Boyden Lake, the origination point for the Passamaquoddy tribe's drinking water.
Last month, when Tammy Pearson of Perry noticed that her morning shower had dwindled to trickle, she assumed that something was wrong with the system. "So we thought, perhaps, we had a pump issue," she says. "And so we replaced the pump."
But that didn't fix the problem. And after 10 days of hauling buckets of water to flush the toilet, Pearson and her husband hired a contractor to take a look. Fifteen hundred dollars later, Pearson says she finally learned that on Passamaquoddy lands adjacent to her property, an engineering firm hired by the tribe was conducting a massive pump test of the local aquifer.
It was too much for Pearson's 64-foot well (left), which she says went dry. "Our property absolutely touches the property that they were drilling on, and as an abutting property owner, they should have let us know," she says. "And, you know - just a lot of hard feelings."
Pearson isn't alone in her frustration. Several people testified at recent town meetings that they were also blindsided by the pump test. But tribal representatives say they've already offered compensation and help to those whose wells were affected.
And, they say, the project shouldn't have come as a complete surprise to the town - the tribe at Pleasant Point has been seeking better water for years. "Not once have I been satisfied with the water that comes out of the faucet," says tribal council member Ed Bassett.

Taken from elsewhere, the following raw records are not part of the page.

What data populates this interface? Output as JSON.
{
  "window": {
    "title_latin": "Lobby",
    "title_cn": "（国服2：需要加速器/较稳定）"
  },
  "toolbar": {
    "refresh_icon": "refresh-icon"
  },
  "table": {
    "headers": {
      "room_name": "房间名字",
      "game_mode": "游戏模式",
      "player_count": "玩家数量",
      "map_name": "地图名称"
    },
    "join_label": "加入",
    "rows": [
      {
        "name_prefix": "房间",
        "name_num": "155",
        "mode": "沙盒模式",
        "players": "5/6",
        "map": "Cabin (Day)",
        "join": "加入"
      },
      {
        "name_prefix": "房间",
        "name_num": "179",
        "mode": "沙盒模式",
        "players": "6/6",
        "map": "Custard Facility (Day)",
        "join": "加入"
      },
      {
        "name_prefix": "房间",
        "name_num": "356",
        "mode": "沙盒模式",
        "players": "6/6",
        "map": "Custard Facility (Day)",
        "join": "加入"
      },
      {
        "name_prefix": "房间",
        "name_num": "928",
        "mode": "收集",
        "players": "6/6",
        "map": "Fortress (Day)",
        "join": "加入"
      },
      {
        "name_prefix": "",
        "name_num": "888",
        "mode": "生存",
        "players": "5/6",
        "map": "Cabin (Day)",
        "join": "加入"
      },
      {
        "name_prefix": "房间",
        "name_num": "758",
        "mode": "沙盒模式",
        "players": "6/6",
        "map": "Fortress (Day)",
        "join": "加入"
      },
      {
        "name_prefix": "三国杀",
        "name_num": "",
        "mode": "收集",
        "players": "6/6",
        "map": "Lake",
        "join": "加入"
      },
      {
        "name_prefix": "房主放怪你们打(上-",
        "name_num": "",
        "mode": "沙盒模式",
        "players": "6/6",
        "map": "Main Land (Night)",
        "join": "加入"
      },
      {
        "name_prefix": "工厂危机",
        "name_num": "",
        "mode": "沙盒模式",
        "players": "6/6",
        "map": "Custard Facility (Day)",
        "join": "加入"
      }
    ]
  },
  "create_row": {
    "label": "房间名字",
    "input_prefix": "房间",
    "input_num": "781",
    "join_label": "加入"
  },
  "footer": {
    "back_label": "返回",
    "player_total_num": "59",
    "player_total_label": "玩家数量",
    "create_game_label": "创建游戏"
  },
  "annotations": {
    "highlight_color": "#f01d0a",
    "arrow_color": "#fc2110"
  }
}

Bassett remembers when the Passamaquoddy Water District was first formed by the state in the 1980s, to serve Pleasant Point and the town of Eastport. And he also remembers what was promised. "The charter states they are doing this to create this water district to have 'pure water,'" he says. "Never happened."
Instead, Bassett says the tribe has had to contend with such terrible water that it habitually requires boiling before it can be consumed. The water has also flunked EPA tests over the years. In 2011, the tribe began a search for better water, with a grant from the federal government. Tribal officials say they notified the town of Perry of their plans then.
As for the latest round of pump tests, the engineering firm that conducted the test has publicly apologized for the breakdown in communication. But Perry's First Selectman Karen Raye says the incident shows that safeguards are needed.
"So, moving forward, we've just asked - we're going to ask the voters of the town of Perry for a moratorium, which basically just means a time out," Raye says. "It just gives us 180 days to get our ducks in a row and get ready for a possible project."
That means constructing the town's first water ordinance. Raye is hopeful any conflicts can be resolved. But she says the town has not ruled out the possibility of taking legal action against the tribe.
William Longfellow, the Passamaquoddy's water quality program manager says part of the problem is that the water treatment plant is located on a stream that picks up contaminants along the way. "Phosphates, nitrates - they may spike just during a quick rain, doesn't even have to be a heavy rain," he says. "Then coliforms, even e Coli, could be from fertilizer. I mean, the riparian buffer zone isn't that thick."
Longfellow says landowners are probably following established land use rules, but, he says, those rules may not be stringent enough to guarantee clean, potable surface water.
The Pleasant Point water project is unlikely to be affected by the moratorium, should it pass on Nov. 4. The tribe is currently awaiting the results of September's pump test, and has no plans to start drilling anytime in the next several months. During the moratorium, the town of Perry would begin drafting a water use ordinance.
Meanwhile, Pleasant Point Environment Director Marvin Cling, says the tribe is planning to devise its own water protection plan to safeguard resources in areas owned by the tribe.
"The tribe wants to be here for the next 10,000 years, so you will always hear from tribes that we want clean water, and that's all we're doing here too," Cling says.
How those two plans would affect one another is not yet clear to either side. But one thing both sides can agree on is that the town and the tribe have a lot to discuss over the next six months.
Photos: Nick Woodward